> **Try it**
Leave the pictures out and reproduce all the entries word for word.
··· Task data
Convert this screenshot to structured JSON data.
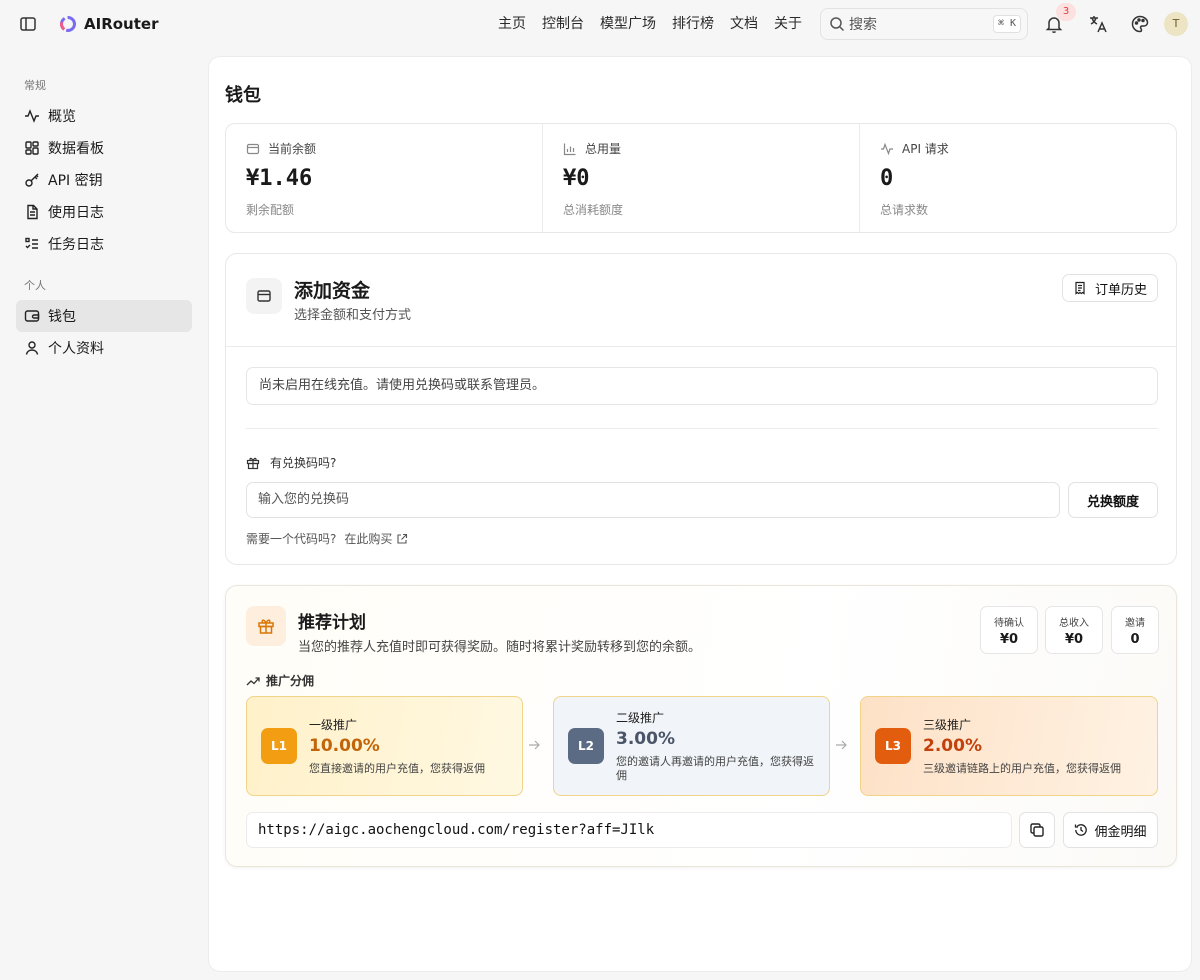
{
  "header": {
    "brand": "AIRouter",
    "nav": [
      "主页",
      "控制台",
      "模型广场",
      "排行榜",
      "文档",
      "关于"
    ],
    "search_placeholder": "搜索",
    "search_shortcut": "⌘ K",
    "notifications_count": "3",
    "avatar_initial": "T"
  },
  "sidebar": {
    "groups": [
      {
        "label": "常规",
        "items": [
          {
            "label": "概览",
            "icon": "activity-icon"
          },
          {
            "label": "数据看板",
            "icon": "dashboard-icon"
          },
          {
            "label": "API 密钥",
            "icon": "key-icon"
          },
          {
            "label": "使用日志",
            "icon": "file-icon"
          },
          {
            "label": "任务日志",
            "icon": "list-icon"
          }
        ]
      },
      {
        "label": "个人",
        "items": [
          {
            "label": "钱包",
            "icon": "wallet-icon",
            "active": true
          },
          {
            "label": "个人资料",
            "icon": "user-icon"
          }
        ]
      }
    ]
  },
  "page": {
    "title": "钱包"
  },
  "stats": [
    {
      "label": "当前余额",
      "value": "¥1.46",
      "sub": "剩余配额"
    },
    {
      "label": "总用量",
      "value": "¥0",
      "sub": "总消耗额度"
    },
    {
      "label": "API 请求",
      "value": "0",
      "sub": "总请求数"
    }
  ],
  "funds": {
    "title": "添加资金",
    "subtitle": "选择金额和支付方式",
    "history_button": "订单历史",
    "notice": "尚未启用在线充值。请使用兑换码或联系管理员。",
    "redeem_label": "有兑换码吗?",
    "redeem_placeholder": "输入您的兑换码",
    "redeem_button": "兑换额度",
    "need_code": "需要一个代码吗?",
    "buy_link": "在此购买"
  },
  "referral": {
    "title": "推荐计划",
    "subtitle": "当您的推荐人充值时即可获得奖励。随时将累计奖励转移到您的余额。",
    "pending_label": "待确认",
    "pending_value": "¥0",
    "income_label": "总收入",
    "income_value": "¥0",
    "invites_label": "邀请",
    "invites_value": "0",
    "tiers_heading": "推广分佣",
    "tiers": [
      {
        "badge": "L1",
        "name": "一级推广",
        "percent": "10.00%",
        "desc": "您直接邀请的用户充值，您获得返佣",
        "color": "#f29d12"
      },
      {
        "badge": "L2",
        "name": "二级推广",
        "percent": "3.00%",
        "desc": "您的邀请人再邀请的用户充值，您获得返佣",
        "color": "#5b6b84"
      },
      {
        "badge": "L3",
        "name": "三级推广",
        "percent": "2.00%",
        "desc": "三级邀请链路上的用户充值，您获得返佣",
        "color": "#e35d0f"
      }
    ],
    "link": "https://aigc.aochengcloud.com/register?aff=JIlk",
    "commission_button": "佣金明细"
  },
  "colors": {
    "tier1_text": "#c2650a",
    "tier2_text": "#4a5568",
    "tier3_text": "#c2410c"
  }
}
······
> **Problem solution**
Convert this screenshot to structured JSON data.
{
  "header": {
    "brand": "AIRouter",
    "nav": [
      "主页",
      "控制台",
      "模型广场",
      "排行榜",
      "文档",
      "关于"
    ],
    "search_placeholder": "搜索",
    "search_shortcut": "⌘ K",
    "notifications_count": "3",
    "avatar_initial": "T"
  },
  "sidebar": {
    "groups": [
      {
        "label": "常规",
        "items": [
          {
            "label": "概览",
            "icon": "activity-icon"
          },
          {
            "label": "数据看板",
            "icon": "dashboard-icon"
          },
          {
            "label": "API 密钥",
            "icon": "key-icon"
          },
          {
            "label": "使用日志",
            "icon": "file-icon"
          },
          {
            "label": "任务日志",
            "icon": "list-icon"
          }
        ]
      },
      {
        "label": "个人",
        "items": [
          {
            "label": "钱包",
            "icon": "wallet-icon",
            "active": true
          },
          {
            "label": "个人资料",
            "icon": "user-icon"
          }
        ]
      }
    ]
  },
  "page": {
    "title": "钱包"
  },
  "stats": [
    {
      "label": "当前余额",
      "value": "¥1.46",
      "sub": "剩余配额"
    },
    {
      "label": "总用量",
      "value": "¥0",
      "sub": "总消耗额度"
    },
    {
      "label": "API 请求",
      "value": "0",
      "sub": "总请求数"
    }
  ],
  "funds": {
    "title": "添加资金",
    "subtitle": "选择金额和支付方式",
    "history_button": "订单历史",
    "notice": "尚未启用在线充值。请使用兑换码或联系管理员。",
    "redeem_label": "有兑换码吗?",
    "redeem_placeholder": "输入您的兑换码",
    "redeem_button": "兑换额度",
    "need_code": "需要一个代码吗?",
    "buy_link": "在此购买"
  },
  "referral": {
    "title": "推荐计划",
    "subtitle": "当您的推荐人充值时即可获得奖励。随时将累计奖励转移到您的余额。",
    "pending_label": "待确认",
    "pending_value": "¥0",
    "income_label": "总收入",
    "income_value": "¥0",
    "invites_label": "邀请",
    "invites_value": "0",
    "tiers_heading": "推广分佣",
    "tiers": [
      {
        "badge": "L1",
        "name": "一级推广",
        "percent": "10.00%",
        "desc": "您直接邀请的用户充值，您获得返佣",
        "color": "#f29d12"
      },
      {
        "badge": "L2",
        "name": "二级推广",
        "percent": "3.00%",
        "desc": "您的邀请人再邀请的用户充值，您获得返佣",
        "color": "#5b6b84"
      },
      {
        "badge": "L3",
        "name": "三级推广",
        "percent": "2.00%",
        "desc": "三级邀请链路上的用户充值，您获得返佣",
        "color": "#e35d0f"
      }
    ],
    "link": "https://aigc.aochengcloud.com/register?aff=JIlk",
    "commission_button": "佣金明细"
  },
  "colors": {
    "tier1_text": "#c2650a",
    "tier2_text": "#4a5568",
    "tier3_text": "#c2410c"
  }
}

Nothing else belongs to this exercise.